Then turn the pre prepped stub shaft taper with the same setup that did the taper on the end of the motor shaft, ok but why reverse.
So I'd have a stub shaft with a screw thread and a tapered register, and a motor with the opposite tapered register, screw it in till its solid.

dr pepper
04-12-2010, 08:04 AM
Its ok I got it now, grey matters kicked in.
Thats a really good procedure.
Only thing is my machine is only a 7 by 20, the motor would swing in the gap, but non of my chucks will hold the motor housing.
Your idea with the taper sounds good though.
Not having a steady will make boring a taper hard, esp when my cguck will not even hold the rotor, and its a bit iffy holding the drive end of the shaft.

Evan
04-12-2010, 08:06 AM
Clamp the motor in the chuck by the outer case and bump it till it is aligned for drilling.

If the shaft doesn't protrude from the bearing then you will have to remove the armature for subsequent operations.

In that case make the stub shaft slightly oversize so it can be machined after fitting to precise concentricity and bearing fit.

The reason for running in reverse is that a boring bar tool can be used to machine the external taper normally and then without disturbing it the internal taper on the far inside of the bore by running in reverse. This makes an identical taper. Make the inside bore taper slightly longer and then machne small amounts from the end that meets the register until it is a few thou short. The screw will pull it up and lock it. Loctite is only needed to hold the screw.


Cross post.

With care you should be able to hold by the shaft in order to drill a centre hole in the short end. Use very low rpm.

Circlip
04-12-2010, 08:42 AM
'L's teeth, we're tigh--- FRUGAL I Yorkshire but even I bought a bench grinder.
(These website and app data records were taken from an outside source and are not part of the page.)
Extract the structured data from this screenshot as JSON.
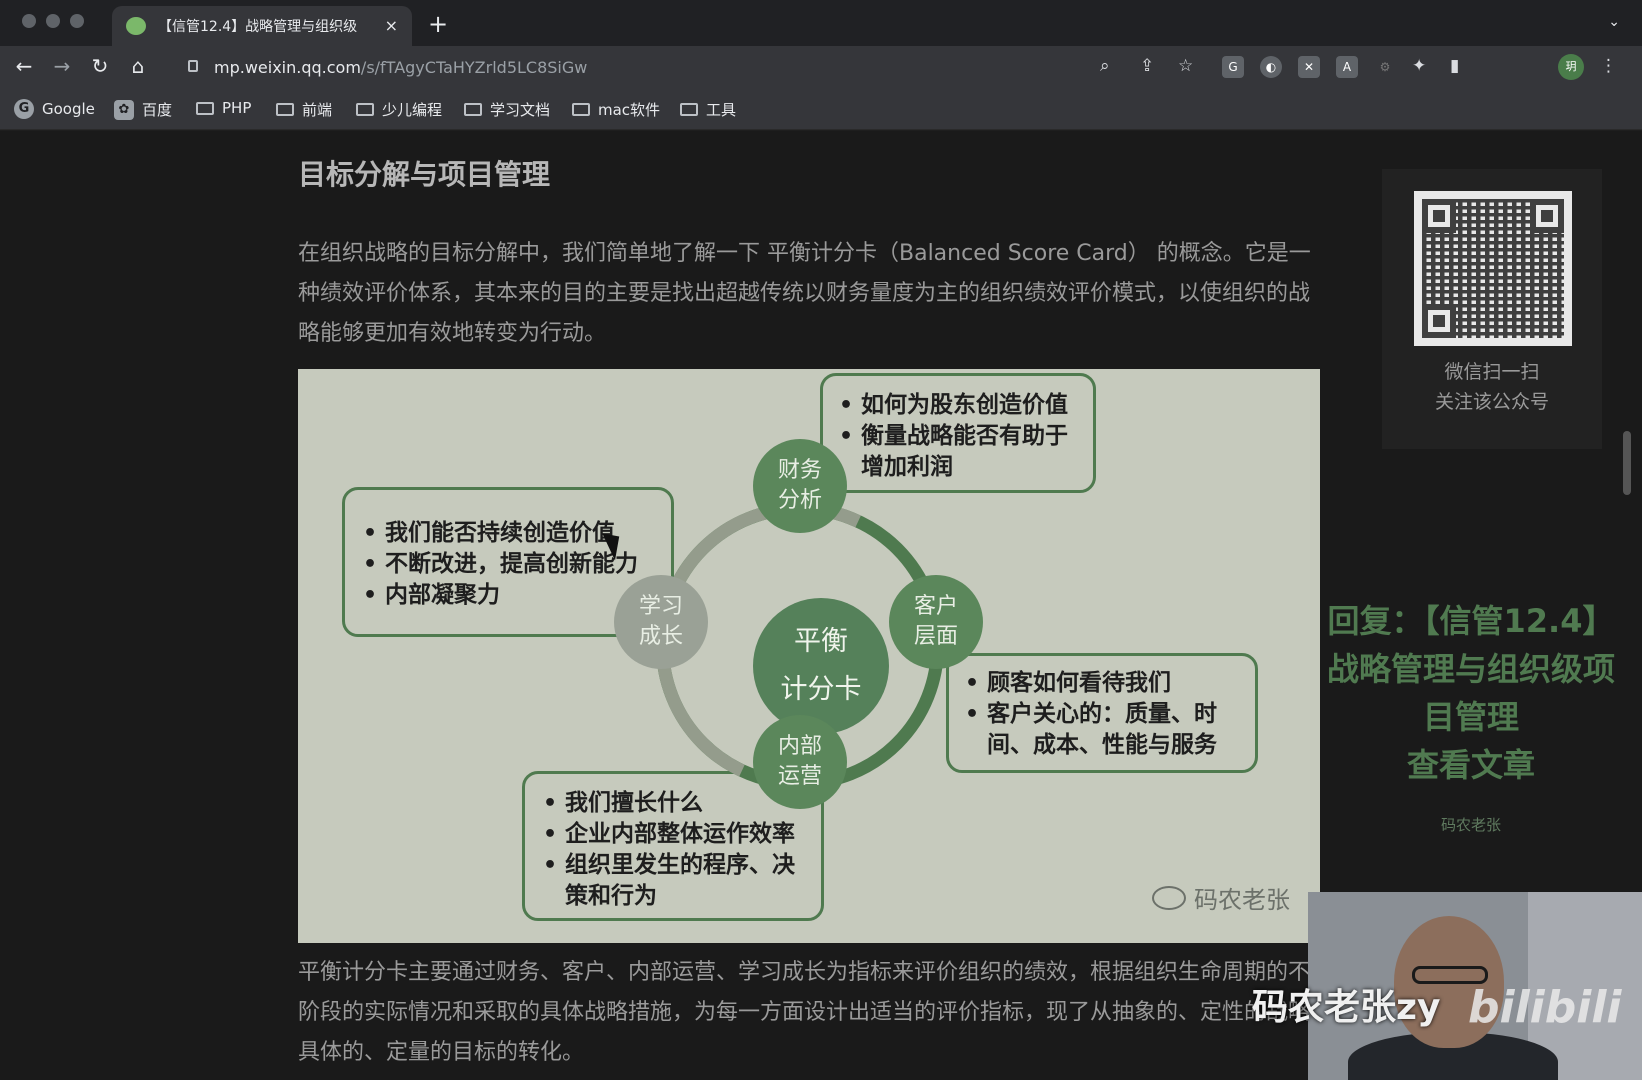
{
  "browser": {
    "tab_title": "【信管12.4】战略管理与组织级",
    "url_host": "mp.weixin.qq.com",
    "url_path": "/s/fTAgyCTaHYZrld5LC8SiGw",
    "new_tab": "+",
    "tab_close": "×",
    "avatar": "玥"
  },
  "bookmarks": [
    "Google",
    "百度",
    "PHP",
    "前端",
    "少儿编程",
    "学习文档",
    "mac软件",
    "工具"
  ],
  "article": {
    "heading": "目标分解与项目管理",
    "para1": "在组织战略的目标分解中，我们简单地了解一下 平衡计分卡（Balanced Score Card） 的概念。它是一种绩效评价体系，其本来的目的主要是找出超越传统以财务量度为主的组织绩效评价模式，以使组织的战略能够更加有效地转变为行动。",
    "para2": "平衡计分卡主要通过财务、客户、内部运营、学习成长为指标来评价组织的绩效，根据组织生命周期的不同阶段的实际情况和采取的具体战略措施，为每一方面设计出适当的评价指标，现了从抽象的、定性的战略到具体的、定量的目标的转化。"
  },
  "diagram": {
    "center": [
      "平衡",
      "计分卡"
    ],
    "nodes": {
      "finance": [
        "财务",
        "分析"
      ],
      "customer": [
        "客户",
        "层面"
      ],
      "internal": [
        "内部",
        "运营"
      ],
      "learning": [
        "学习",
        "成长"
      ]
    },
    "finance_points": [
      "如何为股东创造价值",
      "衡量战略能否有助于增加利润"
    ],
    "learning_points": [
      "我们能否持续创造价值",
      "不断改进，提高创新能力",
      "内部凝聚力"
    ],
    "customer_points": [
      "顾客如何看待我们",
      "客户关心的：质量、时间、成本、性能与服务"
    ],
    "internal_points": [
      "我们擅长什么",
      "企业内部整体运作效率",
      "组织里发生的程序、决策和行为"
    ],
    "watermark": "码农老张"
  },
  "sidebar": {
    "qr_caption": [
      "微信扫一扫",
      "关注该公众号"
    ],
    "promo": [
      "回复：【信管12.4】",
      "战略管理与组织级项",
      "目管理",
      "查看文章"
    ],
    "promo_author": "码农老张"
  },
  "overlay": {
    "cam_label": "码农老张zy",
    "bili": "bilibili"
  }
}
Other way is as stated, using it to drive a countershaft like in older designs with pillo*k blocks. With suitable pully ratio, you could even drive heavy wheels safely.

Regards Ian.

digr
04-12-2010, 08:48 AM
Pressing the shaft out, sheesh dont think I'm that brave.
Sounds like the effective way is to screw/interference fit a slightly larger shaft and then turn down to make true.
I'd like to make a whole new one, maybe I'll try a practice on a knacked motor, I have one lying about.
Try it out, take your old motor apart and press the shaft out, they come right out on any motor I have tried it on. I am sure that at motor factory if they needed a special shaft they wouldn't add on to a old one.

Circlip
04-12-2010, 08:54 AM
Nowt like integrity DrPepper, thats the integrity of a ONE piece shaft.

Never played with a gyroscope?????

Regards Ian.

dr pepper
04-12-2010, 10:57 AM
Theres ally bits stuck out on the ends of the rotor, for counterweights to fit to for balancing, I'd squash these presing it out, unless I mnake a little jig to press against.

Grinders with 1kw motors are really expensive,more than my beer budget.

Evan
04-12-2010, 12:40 PM
It will hold. I have done exactly what I explained on a small starter motor that I used to drive my electric bike and it never loosened. Don't underestimate the holding ability of a locking taper, especially when it is clamped. The socket head cap screw gives it back a lot more strength than the missing material gave it.

digr
04-12-2010, 03:16 PM
Theres ally bits stuck out on the ends of the rotor, for counterweights to fit to for balancing, I'd squash these pressing it out, unless I make a little jig to press against.

Grinders with 1kw motors are really expensive,more than my beer budget.
You usually have to make some kind of fixture. Don't try it if you think you are going to ruin your motor, just telling you what has worked for me in the past The biggest motor was a two horse and the smallest was a small fan motor.

dr pepper
04-13-2010, 08:50 AM
Actually I've done a similar thing come to think of it, I pressed out the shaft of a car alty and replaced the windings with magnets to make a wind powered generator.